- advised by their university that, due to COVID-19, their course was moved to remote learning and were advised or allowed to return to their home country to study remotely
- advised by their university or employer not to return to the UK, and to continue studying or working remotely from their home country
The guidance goes on to say: "This means that such a person can rely on any COVID-19 related reason (including where they chose to leave or remain outside the UK because of the pandemic) as being an ‘important reason’ permitting an absence of up to 12 months."
The guidance contains a non-exhaustive list of evidence that caseworkers can accept. The guidance also includes an explanation of how absences that exceed 12 months will impact on applications for settled status.
10 June - 5 October 2021
Before 6 October 2021 provision for absences 'due to the Coronavirus' were only contained in guidance, as concessions to the Rules. On 10 June 2021 the Home Office released information and new Home Officer caseworker guidance explaining how absences 'because of the Coronavirus' would be treated in regards to eligibility under the EU Settlement Scheme. The guidance outlined the following four absences (from a non-exhaustive list under each heading) when deciding whether an was 'because of the Coronavrius'
- one-off absence of up to 12 months
- an absence which was not intended to exceed 6 months and did not exceed 12 months
- an absence exceeding 12 months
- a second absence for up to ‘12 months for an important reason’. The guidance says that in this case either absence can exceed 12 months, but explains that there are more limited circumstances in which the period beyond 12 months will be accepted. It further explains how the excess period will be dealth with in calculting the period required for settled status.

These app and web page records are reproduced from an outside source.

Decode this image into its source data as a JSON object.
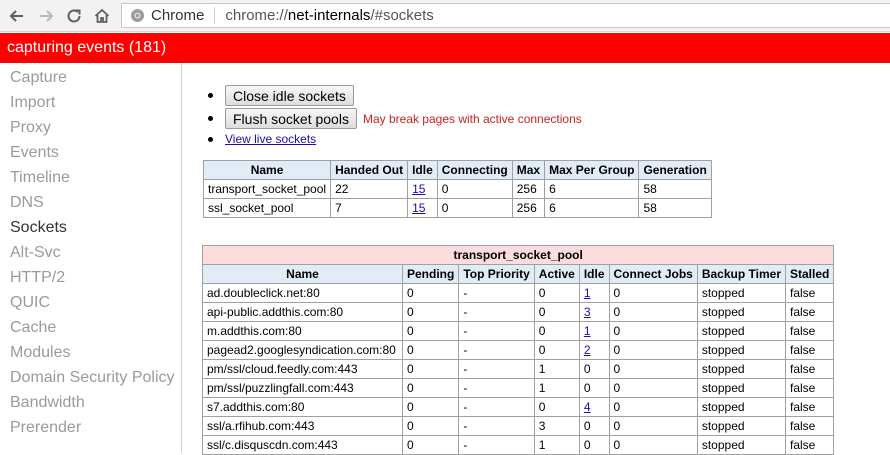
{
  "browser": {
    "badge_label": "Chrome",
    "url_scheme": "chrome://",
    "url_host": "net-internals",
    "url_path": "/#sockets"
  },
  "capture_bar": {
    "text": "capturing events (181)"
  },
  "sidebar": {
    "items": [
      {
        "label": "Capture"
      },
      {
        "label": "Import"
      },
      {
        "label": "Proxy"
      },
      {
        "label": "Events"
      },
      {
        "label": "Timeline"
      },
      {
        "label": "DNS"
      },
      {
        "label": "Sockets"
      },
      {
        "label": "Alt-Svc"
      },
      {
        "label": "HTTP/2"
      },
      {
        "label": "QUIC"
      },
      {
        "label": "Cache"
      },
      {
        "label": "Modules"
      },
      {
        "label": "Domain Security Policy"
      },
      {
        "label": "Bandwidth"
      },
      {
        "label": "Prerender"
      }
    ],
    "active": "Sockets"
  },
  "actions": {
    "close_idle_label": "Close idle sockets",
    "flush_label": "Flush socket pools",
    "flush_warning": "May break pages with active connections",
    "view_live_label": "View live sockets"
  },
  "pools_table": {
    "headers": [
      "Name",
      "Handed Out",
      "Idle",
      "Connecting",
      "Max",
      "Max Per Group",
      "Generation"
    ],
    "rows": [
      [
        "transport_socket_pool",
        "22",
        "15",
        "0",
        "256",
        "6",
        "58"
      ],
      [
        "ssl_socket_pool",
        "7",
        "15",
        "0",
        "256",
        "6",
        "58"
      ]
    ]
  },
  "transport_table": {
    "title": "transport_socket_pool",
    "headers": [
      "Name",
      "Pending",
      "Top Priority",
      "Active",
      "Idle",
      "Connect Jobs",
      "Backup Timer",
      "Stalled"
    ],
    "rows": [
      [
        "ad.doubleclick.net:80",
        "0",
        "-",
        "0",
        "1",
        "0",
        "stopped",
        "false"
      ],
      [
        "api-public.addthis.com:80",
        "0",
        "-",
        "0",
        "3",
        "0",
        "stopped",
        "false"
      ],
      [
        "m.addthis.com:80",
        "0",
        "-",
        "0",
        "1",
        "0",
        "stopped",
        "false"
      ],
      [
        "pagead2.googlesyndication.com:80",
        "0",
        "-",
        "0",
        "2",
        "0",
        "stopped",
        "false"
      ],
      [
        "pm/ssl/cloud.feedly.com:443",
        "0",
        "-",
        "1",
        "0",
        "0",
        "stopped",
        "false"
      ],
      [
        "pm/ssl/puzzlingfall.com:443",
        "0",
        "-",
        "1",
        "0",
        "0",
        "stopped",
        "false"
      ],
      [
        "s7.addthis.com:80",
        "0",
        "-",
        "0",
        "4",
        "0",
        "stopped",
        "false"
      ],
      [
        "ssl/a.rfihub.com:443",
        "0",
        "-",
        "3",
        "0",
        "0",
        "stopped",
        "false"
      ],
      [
        "ssl/c.disquscdn.com:443",
        "0",
        "-",
        "1",
        "0",
        "0",
        "stopped",
        "false"
      ]
    ]
  },
  "colors": {
    "capture_bar": "#ff0000",
    "header_bg": "#e1ecf7",
    "title_bg": "#fcdcdc",
    "link": "#1a0dab"
  }
}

In all cases listed above an acceptable reason for the absence was where you were "advised by your university or employer not to return to the UK, and to continue studying or working remotely from your home country, due to coronavirus". In cases where the absence (or second absence, where permitted) didn't exceed 12 months, an acceptable reason was where you were "advised by your university that, due to coronavirus, your course was moved to remote learning and you were advised or allowed to return to your home country to study remotely."
15 December 2020 - 6 May 2021
From 15 December 2020 until 6 May 2021 the guidance on the Home Office website included the following:
"If you are a student who was studying in the UK and are studying outside the UK because of coronavirus, that absence will not cause you to break your continuous qualifying period, where it is for a single period of more than 6 months but not more than 12 months, during your 5-year continuous qualifying period."
This guidance was withdrawn on 6 May 2021 without notice or explantaion. On 3 June 2021, there was an update from the law firm Bindmans LLP, explaining the reasons for the withdrawn guidance.
In order to be eligible under the scheme as an EEA citizen you must have been in the UK and Islands before 11 pm on 31 December 2020, and you will need to apply under the scheme (either inside or outside the UK) before you exceed any allowed absences (but also see above for important information about deadlines under 'deadline and cost'). If you have or are applying for pre-settled status and are planning on applying for settled status in the future you must maintain your residence in the UK and Islands (ie not be outside the UK and Islands for longer than the allowed absences - see 'settled status' above). This is not just from the point that your pre-settled application is decided, but for the whole five year period you are relying on as qualifying for settled status.
Does permission under the EU settlement scheme allow study?
Once you have ‘pre-settled’ or ‘settled’ status, there will be no restrictions on study (where you study or what you study).